DATA UNDER STUDY section start

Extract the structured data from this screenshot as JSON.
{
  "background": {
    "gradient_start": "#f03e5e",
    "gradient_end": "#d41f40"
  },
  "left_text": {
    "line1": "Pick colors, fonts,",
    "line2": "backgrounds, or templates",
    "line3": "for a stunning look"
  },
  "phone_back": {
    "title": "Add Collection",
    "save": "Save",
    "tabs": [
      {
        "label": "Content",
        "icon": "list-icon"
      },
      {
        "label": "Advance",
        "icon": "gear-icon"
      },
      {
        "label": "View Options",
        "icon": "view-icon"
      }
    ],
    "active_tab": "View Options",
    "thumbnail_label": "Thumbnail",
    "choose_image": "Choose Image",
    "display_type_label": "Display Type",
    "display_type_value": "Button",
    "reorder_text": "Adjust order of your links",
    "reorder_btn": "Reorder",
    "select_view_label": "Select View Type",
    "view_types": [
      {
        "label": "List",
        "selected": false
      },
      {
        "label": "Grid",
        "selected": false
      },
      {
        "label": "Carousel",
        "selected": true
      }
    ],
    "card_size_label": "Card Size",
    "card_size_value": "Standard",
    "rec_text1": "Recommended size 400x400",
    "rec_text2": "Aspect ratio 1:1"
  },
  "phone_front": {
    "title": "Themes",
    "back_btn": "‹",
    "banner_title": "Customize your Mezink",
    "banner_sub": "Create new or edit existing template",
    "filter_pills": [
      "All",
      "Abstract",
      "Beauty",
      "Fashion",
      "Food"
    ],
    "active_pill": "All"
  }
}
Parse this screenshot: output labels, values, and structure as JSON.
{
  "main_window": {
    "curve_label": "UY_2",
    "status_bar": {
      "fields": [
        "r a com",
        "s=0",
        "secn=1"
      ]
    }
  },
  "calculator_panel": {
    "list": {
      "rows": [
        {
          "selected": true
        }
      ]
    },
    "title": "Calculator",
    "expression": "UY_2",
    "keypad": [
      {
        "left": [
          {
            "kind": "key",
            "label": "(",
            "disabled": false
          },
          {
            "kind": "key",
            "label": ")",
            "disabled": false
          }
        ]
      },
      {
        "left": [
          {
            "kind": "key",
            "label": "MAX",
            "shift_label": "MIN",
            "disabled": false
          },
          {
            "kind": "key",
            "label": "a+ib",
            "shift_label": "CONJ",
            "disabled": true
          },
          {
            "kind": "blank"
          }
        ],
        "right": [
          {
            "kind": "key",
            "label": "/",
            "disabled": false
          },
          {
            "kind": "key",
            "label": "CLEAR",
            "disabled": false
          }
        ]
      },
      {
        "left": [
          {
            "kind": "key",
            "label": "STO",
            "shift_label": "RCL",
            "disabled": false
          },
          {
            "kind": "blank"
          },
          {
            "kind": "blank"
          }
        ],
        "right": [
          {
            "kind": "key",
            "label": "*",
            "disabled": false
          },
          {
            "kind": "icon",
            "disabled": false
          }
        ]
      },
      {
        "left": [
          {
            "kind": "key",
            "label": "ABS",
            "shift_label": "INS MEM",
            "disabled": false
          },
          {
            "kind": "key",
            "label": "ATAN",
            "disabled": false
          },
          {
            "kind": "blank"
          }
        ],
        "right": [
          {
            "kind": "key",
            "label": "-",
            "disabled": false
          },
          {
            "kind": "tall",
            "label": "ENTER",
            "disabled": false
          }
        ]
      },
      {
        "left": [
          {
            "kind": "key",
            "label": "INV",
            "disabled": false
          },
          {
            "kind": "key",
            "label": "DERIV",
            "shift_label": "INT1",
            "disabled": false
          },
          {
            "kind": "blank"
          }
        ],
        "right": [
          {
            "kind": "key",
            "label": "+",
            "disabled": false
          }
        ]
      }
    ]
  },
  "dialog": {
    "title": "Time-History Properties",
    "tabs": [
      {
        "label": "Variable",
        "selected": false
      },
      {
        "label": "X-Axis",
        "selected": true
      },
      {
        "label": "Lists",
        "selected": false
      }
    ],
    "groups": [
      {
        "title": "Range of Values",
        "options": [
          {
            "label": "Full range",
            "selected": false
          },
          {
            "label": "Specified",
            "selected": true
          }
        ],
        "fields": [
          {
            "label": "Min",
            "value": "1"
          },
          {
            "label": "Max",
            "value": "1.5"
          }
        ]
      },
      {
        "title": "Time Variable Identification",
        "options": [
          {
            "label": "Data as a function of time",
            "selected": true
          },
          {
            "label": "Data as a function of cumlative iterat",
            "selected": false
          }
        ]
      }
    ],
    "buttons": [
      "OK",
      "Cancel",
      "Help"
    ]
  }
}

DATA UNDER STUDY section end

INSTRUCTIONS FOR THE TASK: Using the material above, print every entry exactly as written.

TASK SOLUTION:
Extract the structured data from this screenshot as JSON.
{
  "background": {
    "gradient_start": "#f03e5e",
    "gradient_end": "#d41f40"
  },
  "left_text": {
    "line1": "Pick colors, fonts,",
    "line2": "backgrounds, or templates",
    "line3": "for a stunning look"
  },
  "phone_back": {
    "title": "Add Collection",
    "save": "Save",
    "tabs": [
      {
        "label": "Content",
        "icon": "list-icon"
      },
      {
        "label": "Advance",
        "icon": "gear-icon"
      },
      {
        "label": "View Options",
        "icon": "view-icon"
      }
    ],
    "active_tab": "View Options",
    "thumbnail_label": "Thumbnail",
    "choose_image": "Choose Image",
    "display_type_label": "Display Type",
    "display_type_value": "Button",
    "reorder_text": "Adjust order of your links",
    "reorder_btn": "Reorder",
    "select_view_label": "Select View Type",
    "view_types": [
      {
        "label": "List",
        "selected": false
      },
      {
        "label": "Grid",
        "selected": false
      },
      {
        "label": "Carousel",
        "selected": true
      }
    ],
    "card_size_label": "Card Size",
    "card_size_value": "Standard",
    "rec_text1": "Recommended size 400x400",
    "rec_text2": "Aspect ratio 1:1"
  },
  "phone_front": {
    "title": "Themes",
    "back_btn": "‹",
    "banner_title": "Customize your Mezink",
    "banner_sub": "Create new or edit existing template",
    "filter_pills": [
      "All",
      "Abstract",
      "Beauty",
      "Fashion",
      "Food"
    ],
    "active_pill": "All"
  }
}
Parse this screenshot: output labels, values, and structure as JSON.
{
  "main_window": {
    "curve_label": "UY_2",
    "status_bar": {
      "fields": [
        "r a com",
        "s=0",
        "secn=1"
      ]
    }
  },
  "calculator_panel": {
    "list": {
      "rows": [
        {
          "selected": true
        }
      ]
    },
    "title": "Calculator",
    "expression": "UY_2",
    "keypad": [
      {
        "left": [
          {
            "kind": "key",
            "label": "(",
            "disabled": false
          },
          {
            "kind": "key",
            "label": ")",
            "disabled": false
          }
        ]
      },
      {
        "left": [
          {
            "kind": "key",
            "label": "MAX",
            "shift_label": "MIN",
            "disabled": false
          },
          {
            "kind": "key",
            "label": "a+ib",
            "shift_label": "CONJ",
            "disabled": true
          },
          {
            "kind": "blank"
          }
        ],
        "right": [
          {
            "kind": "key",
            "label": "/",
            "disabled": false
          },
          {
            "kind": "key",
            "label": "CLEAR",
            "disabled": false
          }
        ]
      },
      {
        "left": [
          {
            "kind": "key",
            "label": "STO",
            "shift_label": "RCL",
            "disabled": false
          },
          {
            "kind": "blank"
          },
          {
            "kind": "blank"
          }
        ],
        "right": [
          {
            "kind": "key",
            "label": "*",
            "disabled": false
          },
          {
            "kind": "icon",
            "disabled": false
          }
        ]
      },
      {
        "left": [
          {
            "kind": "key",
            "label": "ABS",
            "shift_label": "INS MEM",
            "disabled": false
          },
          {
            "kind": "key",
            "label": "ATAN",
            "disabled": false
          },
          {
            "kind": "blank"
          }
        ],
        "right": [
          {
            "kind": "key",
            "label": "-",
            "disabled": false
          },
          {
            "kind": "tall",
            "label": "ENTER",
            "disabled": false
          }
        ]
      },
      {
        "left": [
          {
            "kind": "key",
            "label": "INV",
            "disabled": false
          },
          {
            "kind": "key",
            "label": "DERIV",
            "shift_label": "INT1",
            "disabled": false
          },
          {
            "kind": "blank"
          }
        ],
        "right": [
          {
            "kind": "key",
            "label": "+",
            "disabled": false
          }
        ]
      }
    ]
  },
  "dialog": {
    "title": "Time-History Properties",
    "tabs": [
      {
        "label": "Variable",
        "selected": false
      },
      {
        "label": "X-Axis",
        "selected": true
      },
      {
        "label": "Lists",
        "selected": false
      }
    ],
    "groups": [
      {
        "title": "Range of Values",
        "options": [
          {
            "label": "Full range",
            "selected": false
          },
          {
            "label": "Specified",
            "selected": true
          }
        ],
        "fields": [
          {
            "label": "Min",
            "value": "1"
          },
          {
            "label": "Max",
            "value": "1.5"
          }
        ]
      },
      {
        "title": "Time Variable Identification",
        "options": [
          {
            "label": "Data as a function of time",
            "selected": true
          },
          {
            "label": "Data as a function of cumlative iterat",
            "selected": false
          }
        ]
      }
    ],
    "buttons": [
      "OK",
      "Cancel",
      "Help"
    ]
  }
}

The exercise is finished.